"We're cautiously optimistic," said Crider, a lawyer for the British human rights group Reprieve, in a telephone interview from Britain.

Al-Jazeera is based in Qatar and is funded by the royal family of the Persian Gulf nation. The Qatari delegation met with al-Haj at Guantanamo on Jan. 31 and told him he "should be out soon," the cameraman told Crider on Feb. 1. She was able to disclose the conversation only after the U.S. government had reviewed and censored her notes from her meeting with al-Haj.

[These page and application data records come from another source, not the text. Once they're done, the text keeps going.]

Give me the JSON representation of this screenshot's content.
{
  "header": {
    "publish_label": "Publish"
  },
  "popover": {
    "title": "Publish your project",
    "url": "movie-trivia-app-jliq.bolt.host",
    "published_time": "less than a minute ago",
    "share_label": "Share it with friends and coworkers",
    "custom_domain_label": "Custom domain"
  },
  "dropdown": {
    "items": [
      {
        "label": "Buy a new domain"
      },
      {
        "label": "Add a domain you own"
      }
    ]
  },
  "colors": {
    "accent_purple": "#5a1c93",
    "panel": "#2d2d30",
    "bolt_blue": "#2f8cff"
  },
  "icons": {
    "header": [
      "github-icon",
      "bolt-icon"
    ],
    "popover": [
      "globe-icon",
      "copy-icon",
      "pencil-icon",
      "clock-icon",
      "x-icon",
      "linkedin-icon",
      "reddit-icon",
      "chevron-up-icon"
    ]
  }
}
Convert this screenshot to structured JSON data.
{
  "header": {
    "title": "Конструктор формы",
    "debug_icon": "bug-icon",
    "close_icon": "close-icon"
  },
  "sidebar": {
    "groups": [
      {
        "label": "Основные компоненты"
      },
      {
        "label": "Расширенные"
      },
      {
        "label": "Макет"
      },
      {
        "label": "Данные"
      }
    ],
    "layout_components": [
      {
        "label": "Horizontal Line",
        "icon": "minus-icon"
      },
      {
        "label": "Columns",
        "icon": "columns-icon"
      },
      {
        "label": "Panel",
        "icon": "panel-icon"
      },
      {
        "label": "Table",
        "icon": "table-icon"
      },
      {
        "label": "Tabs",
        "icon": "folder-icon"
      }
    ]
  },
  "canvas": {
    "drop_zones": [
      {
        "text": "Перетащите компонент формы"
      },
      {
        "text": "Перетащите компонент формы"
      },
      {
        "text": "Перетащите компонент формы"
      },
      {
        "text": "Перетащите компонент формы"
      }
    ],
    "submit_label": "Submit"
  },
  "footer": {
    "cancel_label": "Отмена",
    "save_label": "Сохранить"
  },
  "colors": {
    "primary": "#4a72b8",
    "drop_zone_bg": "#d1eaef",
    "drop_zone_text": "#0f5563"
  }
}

Crider said she does not know who was in the delegation that visited al-Haj. The press office at Qatar's foreign ministry, reached after business hours on Monday, said it could not immediately provide details on the visit.

Worldwide protests
The cameraman has been the subject of worldwide protests and many view his imprisonment as punishment for a network whose broadcasts have angered U.S. officials. The military says he was a courier for a militant Muslim organization, an allegation his lawyers have denied.

The Qatari officials told al-Haj he could live in their country and resume working for Al-Jazeera, the lawyer wrote.

"The shock for seeing someone come to help him after all this time took him aback and he found himself shaking when he was in the room with them," Crider wrote.

His lawyers say the 38-year-old has been on hunger strike since January 2007 to protest conditions and indefinite confinement at the prison. As of Monday, the military said there were seven men on hunger strike. Hunger strikers at Guantanamo are force-fed twice daily through tubes shoved through the nose.

"Sami has aged several years in appearance in the last six months, and he has definitely lost weight since I last saw him," said attorney Clive Stafford Smith, who saw al-Haj on Thursday. "He pulled up his shirt and his ribs were showing much more clearly than before."

Still, Stafford Smith added, al-Haj's "spirits have lifted" because of efforts to secure his release.